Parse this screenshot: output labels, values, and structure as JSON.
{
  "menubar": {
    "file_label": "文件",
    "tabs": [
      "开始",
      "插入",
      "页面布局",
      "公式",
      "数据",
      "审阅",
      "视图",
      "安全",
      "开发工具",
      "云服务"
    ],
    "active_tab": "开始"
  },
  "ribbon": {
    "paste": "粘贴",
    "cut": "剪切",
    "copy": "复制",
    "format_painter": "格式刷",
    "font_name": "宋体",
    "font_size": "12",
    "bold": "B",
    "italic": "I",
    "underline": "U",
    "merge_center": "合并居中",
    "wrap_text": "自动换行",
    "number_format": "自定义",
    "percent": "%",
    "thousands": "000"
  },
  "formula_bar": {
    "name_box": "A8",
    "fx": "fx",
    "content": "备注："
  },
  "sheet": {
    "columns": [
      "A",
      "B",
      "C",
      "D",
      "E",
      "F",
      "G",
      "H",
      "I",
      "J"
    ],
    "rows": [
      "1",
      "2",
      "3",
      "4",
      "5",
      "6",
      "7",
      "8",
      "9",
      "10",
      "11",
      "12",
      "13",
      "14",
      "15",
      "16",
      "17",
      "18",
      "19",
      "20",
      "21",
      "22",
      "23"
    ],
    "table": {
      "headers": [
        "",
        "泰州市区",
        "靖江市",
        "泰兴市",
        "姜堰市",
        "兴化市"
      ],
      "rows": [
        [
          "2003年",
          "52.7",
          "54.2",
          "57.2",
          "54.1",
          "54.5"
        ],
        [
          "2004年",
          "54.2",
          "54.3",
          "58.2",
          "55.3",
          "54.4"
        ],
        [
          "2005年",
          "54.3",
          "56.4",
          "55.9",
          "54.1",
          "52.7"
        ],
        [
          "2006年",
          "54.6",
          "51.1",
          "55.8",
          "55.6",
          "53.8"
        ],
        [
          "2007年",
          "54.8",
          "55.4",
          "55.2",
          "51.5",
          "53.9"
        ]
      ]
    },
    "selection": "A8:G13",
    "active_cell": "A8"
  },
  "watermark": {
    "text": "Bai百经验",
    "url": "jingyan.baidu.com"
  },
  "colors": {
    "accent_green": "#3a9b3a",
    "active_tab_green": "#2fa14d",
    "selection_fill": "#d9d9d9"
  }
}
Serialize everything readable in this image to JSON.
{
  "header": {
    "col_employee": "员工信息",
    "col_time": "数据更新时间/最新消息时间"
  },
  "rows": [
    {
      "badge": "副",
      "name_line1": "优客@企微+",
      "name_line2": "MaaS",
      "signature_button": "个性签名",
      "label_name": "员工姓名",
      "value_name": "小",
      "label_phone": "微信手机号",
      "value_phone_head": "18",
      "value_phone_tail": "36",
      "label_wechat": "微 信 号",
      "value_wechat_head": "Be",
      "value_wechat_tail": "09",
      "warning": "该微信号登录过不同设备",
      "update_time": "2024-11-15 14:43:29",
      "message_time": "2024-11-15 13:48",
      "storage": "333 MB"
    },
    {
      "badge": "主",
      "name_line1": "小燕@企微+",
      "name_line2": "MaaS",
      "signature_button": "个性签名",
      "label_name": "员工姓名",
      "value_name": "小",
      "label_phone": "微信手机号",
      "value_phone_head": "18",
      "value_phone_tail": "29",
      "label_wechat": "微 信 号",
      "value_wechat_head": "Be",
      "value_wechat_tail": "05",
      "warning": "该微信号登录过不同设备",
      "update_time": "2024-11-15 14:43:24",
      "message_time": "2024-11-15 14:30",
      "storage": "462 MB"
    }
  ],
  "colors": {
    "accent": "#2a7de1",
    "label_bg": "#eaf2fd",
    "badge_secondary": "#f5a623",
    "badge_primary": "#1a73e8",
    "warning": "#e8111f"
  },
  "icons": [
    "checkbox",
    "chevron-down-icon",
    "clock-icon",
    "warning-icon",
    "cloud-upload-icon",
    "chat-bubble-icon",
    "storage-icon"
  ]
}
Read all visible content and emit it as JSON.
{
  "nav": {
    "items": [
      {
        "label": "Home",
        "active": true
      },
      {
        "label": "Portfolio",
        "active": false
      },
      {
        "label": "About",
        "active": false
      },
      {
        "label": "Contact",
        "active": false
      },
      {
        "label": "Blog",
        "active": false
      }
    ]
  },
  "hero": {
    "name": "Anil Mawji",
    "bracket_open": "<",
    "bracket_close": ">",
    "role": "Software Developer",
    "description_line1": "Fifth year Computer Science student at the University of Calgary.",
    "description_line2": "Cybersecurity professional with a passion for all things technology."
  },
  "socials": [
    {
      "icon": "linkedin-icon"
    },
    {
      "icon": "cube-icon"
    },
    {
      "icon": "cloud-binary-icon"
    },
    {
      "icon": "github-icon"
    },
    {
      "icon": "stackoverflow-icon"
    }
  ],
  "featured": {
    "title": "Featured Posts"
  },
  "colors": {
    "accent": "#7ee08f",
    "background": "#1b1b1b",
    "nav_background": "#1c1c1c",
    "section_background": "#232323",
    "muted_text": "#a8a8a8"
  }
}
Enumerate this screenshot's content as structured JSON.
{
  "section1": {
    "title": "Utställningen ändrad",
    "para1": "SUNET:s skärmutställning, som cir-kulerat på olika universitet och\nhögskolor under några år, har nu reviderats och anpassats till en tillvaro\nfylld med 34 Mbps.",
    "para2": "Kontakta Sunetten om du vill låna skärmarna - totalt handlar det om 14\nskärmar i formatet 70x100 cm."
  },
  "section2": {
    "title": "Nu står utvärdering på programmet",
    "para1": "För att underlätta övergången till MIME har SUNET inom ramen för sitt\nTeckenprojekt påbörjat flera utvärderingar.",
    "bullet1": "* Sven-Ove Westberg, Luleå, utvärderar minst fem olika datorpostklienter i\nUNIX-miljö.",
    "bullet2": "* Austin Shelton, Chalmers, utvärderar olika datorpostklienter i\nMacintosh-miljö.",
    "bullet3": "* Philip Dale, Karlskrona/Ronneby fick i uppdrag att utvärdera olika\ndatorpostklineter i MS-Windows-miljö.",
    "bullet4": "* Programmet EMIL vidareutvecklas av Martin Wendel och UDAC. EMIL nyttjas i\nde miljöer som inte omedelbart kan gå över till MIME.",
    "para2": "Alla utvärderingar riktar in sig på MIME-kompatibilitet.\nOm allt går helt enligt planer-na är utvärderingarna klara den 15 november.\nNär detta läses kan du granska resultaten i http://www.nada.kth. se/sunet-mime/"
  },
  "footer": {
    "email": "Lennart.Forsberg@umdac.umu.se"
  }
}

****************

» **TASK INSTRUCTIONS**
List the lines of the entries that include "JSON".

» **ANSWER**
Parse this screenshot: output labels, values, and structure as JSON.
Serialize everything readable in this image to JSON.
Read all visible content and emit it as JSON.
Enumerate this screenshot's content as structured JSON.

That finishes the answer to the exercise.